Modern Picture Theatre 


By R. V. Johnson 

The Electrical Supply — Notes on the Electrical 
Installation — The Auditorium Lightestg — Outside 
Lighting — Projection Arc Resistances — Venttlating and 
Heating — The Intake Chamber — Generating, Projec- 
tion, and Rewd^ding Rooms — The Motor Generator — 
Private Generating Plants — Management of Dynamos 
and Motors — Notes on the Internal Combustion Engine 
— The Projector — Care of Projectors — Operating — 
— The Projection Arc, Hand Feed and Automatic — 
Lenses — The Screen — The Film — Bright Ideas — Switch- 
board Design and Wiring Diagrams. 

"A reader of reasonable intelligence who goes conscien- 
tiously through the chapters and studies illustrations and 
wiring diagrams can but gain a good idea of what electrical 
equipment and maintenance of a motion picture theatre should 
be." — Kinematograph Weekly. 
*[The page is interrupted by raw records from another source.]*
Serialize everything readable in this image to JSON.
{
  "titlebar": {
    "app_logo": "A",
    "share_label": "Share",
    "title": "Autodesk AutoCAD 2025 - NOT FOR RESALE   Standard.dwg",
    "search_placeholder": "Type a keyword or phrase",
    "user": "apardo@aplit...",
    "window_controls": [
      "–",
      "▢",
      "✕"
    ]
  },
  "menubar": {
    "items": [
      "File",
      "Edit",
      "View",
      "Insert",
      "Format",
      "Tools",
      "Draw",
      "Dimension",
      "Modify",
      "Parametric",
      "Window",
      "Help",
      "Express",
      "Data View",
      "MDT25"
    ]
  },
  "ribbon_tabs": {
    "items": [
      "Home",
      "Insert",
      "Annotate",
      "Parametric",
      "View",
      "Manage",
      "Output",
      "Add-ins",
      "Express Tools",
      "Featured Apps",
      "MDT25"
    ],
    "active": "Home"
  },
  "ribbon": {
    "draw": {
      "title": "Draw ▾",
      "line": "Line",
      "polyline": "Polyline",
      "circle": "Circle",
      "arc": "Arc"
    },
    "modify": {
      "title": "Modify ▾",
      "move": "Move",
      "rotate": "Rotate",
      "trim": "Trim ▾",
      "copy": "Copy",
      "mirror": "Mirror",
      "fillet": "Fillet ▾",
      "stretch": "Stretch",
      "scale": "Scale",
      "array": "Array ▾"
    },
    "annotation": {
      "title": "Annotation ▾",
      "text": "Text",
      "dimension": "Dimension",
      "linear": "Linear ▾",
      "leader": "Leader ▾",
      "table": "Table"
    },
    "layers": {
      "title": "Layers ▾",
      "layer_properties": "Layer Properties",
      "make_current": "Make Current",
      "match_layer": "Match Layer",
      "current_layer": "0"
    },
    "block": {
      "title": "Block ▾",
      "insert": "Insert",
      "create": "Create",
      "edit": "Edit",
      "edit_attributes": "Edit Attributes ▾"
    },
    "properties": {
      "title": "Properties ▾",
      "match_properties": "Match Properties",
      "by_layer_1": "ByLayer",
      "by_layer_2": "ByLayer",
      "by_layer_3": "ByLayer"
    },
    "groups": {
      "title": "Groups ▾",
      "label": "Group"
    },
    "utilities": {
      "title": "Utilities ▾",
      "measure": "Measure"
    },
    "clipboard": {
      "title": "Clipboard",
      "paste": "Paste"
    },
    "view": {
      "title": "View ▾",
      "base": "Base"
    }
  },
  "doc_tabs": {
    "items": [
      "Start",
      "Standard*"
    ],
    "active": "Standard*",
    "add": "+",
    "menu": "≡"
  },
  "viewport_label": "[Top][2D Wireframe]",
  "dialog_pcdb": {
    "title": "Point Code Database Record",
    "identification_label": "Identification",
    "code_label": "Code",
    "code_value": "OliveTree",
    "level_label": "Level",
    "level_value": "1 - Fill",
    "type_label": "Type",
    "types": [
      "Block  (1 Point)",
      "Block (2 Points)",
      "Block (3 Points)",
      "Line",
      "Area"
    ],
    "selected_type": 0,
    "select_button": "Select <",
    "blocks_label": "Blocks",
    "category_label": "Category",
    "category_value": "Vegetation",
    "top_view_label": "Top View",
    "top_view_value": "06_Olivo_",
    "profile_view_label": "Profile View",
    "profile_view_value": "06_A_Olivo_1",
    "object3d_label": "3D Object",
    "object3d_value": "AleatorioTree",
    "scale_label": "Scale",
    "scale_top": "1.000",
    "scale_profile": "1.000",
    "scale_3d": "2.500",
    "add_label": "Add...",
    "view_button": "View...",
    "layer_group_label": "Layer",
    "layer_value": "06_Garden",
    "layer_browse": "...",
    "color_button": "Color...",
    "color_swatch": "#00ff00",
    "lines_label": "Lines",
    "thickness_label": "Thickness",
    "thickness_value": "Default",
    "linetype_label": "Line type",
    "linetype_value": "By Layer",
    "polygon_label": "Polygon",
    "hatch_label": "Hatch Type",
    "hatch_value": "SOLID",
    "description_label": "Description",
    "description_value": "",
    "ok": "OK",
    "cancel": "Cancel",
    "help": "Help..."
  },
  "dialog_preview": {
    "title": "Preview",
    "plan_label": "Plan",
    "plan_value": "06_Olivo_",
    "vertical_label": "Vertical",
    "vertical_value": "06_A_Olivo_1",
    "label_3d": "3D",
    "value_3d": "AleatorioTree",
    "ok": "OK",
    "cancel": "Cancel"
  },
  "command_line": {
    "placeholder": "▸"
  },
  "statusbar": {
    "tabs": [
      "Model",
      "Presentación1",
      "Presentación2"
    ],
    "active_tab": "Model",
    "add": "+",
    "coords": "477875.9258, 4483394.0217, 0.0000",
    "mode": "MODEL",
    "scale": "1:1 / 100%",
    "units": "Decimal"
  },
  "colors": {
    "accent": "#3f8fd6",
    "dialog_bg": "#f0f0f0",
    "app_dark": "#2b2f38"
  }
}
"It is not too much to say that this work should be in the 
hands of every British operator, whether senior or junior." 
— The Cinema.